Small Fire Extinguisher Buying Guide
An extinguisher that’s rated ABC is designed to handle multiple types of fires: “A” for paper, cloth, trash and organically combustable materials; “B” for liquids and gasses; and “C” for electrical. Not all of them have this label, but it’s highly recommended to go with one that has all three. They should work with not only grease fires (where water can make it worse), but also objects like dish towels left too close to a burner. There’s also type “K” for kitchens and oil fires, which are common in restaurants, but can still happen at home.
Typically an extinguisher is filled with a dry chemical powder you often see everywhere once it’s been discharged. But size matters too. Having a big, bulky industrial-sized extinguisher isn’t always best for an apartment kitchen, and it needs to be light enough that anyone can pick it up in an instant.
If you already have an extinguisher, but it’s been sitting there for years untouched, getting a new one to replace it is a safe bet. Over time, these can deteriorate. Other options, like canned aerosol extinguishers, may be lighter, smaller and less complex (as well as less messy), but they can’t compare to a legitimate extinguisher when a real fire flares up. A fire blanket is a good backup to have, but shouldn’t be your primary go-to — you’ll have to get close to the flames in order to throw the blanket on top of it, and oxygen can still get in, reigniting the fire even after it seems to be out.
What Are the Best Small Fire Extinguishers?
While we primarily focused on home and kitchen fires here, these small extinguishers can also be stored in cars, trucks, RVs, ATVs and even boats.
1. Amerex B417 Fire Extinguisher
Amerex supplies fire extinguishers to major industrial buildings and stores, so handling a house fire is no problem for this 2.5 pound B417 (around 5 pounds charged). A fully metal valve means it’s not only durable and well-built, but can be refilled at certified places, sometimes even at local fire departments. This comes with a wall-mount hook, and can discharge in just 10 seconds.

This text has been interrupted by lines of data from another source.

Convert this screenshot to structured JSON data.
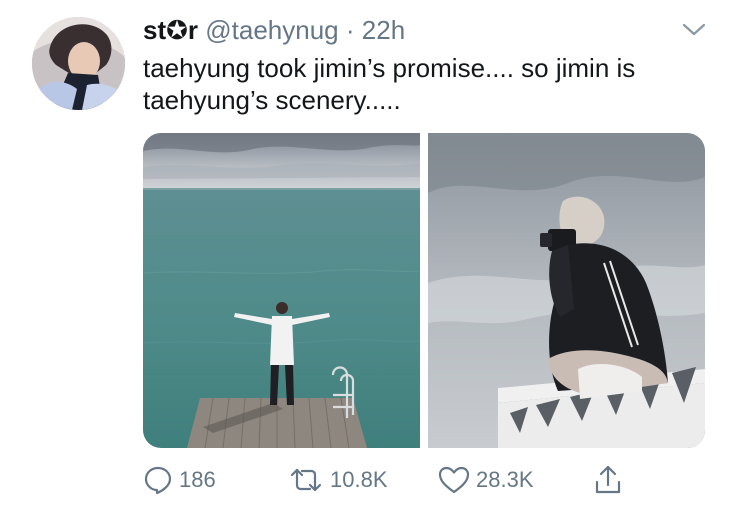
{
  "tweet": {
    "display_name": "st✪r",
    "handle": "@taehynug",
    "separator": "·",
    "time": "22h",
    "text_line1": "taehyung took jimin’s promise.... so jimin is",
    "text_line2": "taehyung’s scenery....."
  },
  "actions": {
    "replies": "186",
    "retweets": "10.8K",
    "likes": "28.3K"
  },
  "icons": {
    "reply": "speech-bubble-icon",
    "retweet": "retweet-arrows-icon",
    "like": "heart-icon",
    "share": "share-upload-icon",
    "menu": "chevron-down-icon"
  },
  "colors": {
    "text": "#14171a",
    "muted": "#657786"
  }
}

2. Kidde 21005779 Pro 210 Fire Extinguisher
Wherever fire starts, whether in the kitchen trash, electrical wiring or on the stove, Kidde’s Pro 210 is there to put it out, fast. This is UL-certified to fight multiple types of fires, discharging in 13-15 seconds from a range of 10-15 feet. It’s easy to see when this is all charged up and ready for use, thanks to a gauge that anyone can read. It also takes minimal effort to lift, at only 4 pounds, in a corrosion-resistant, powder-coated aluminum cylinder. It comes with its own wall mount.
3. First Alert Home1 Rechargeable Fire Extinguisher
This ABC-rated unit is rechargeable after being used (by a certified professional or at a fire department), and features a metal pull-pin instead of a plastic one to help prevent against tampering and accidentally discharging. It’s metal all over, including the color-coated gauge, the trigger and body, and comes with a plastic mount and screws.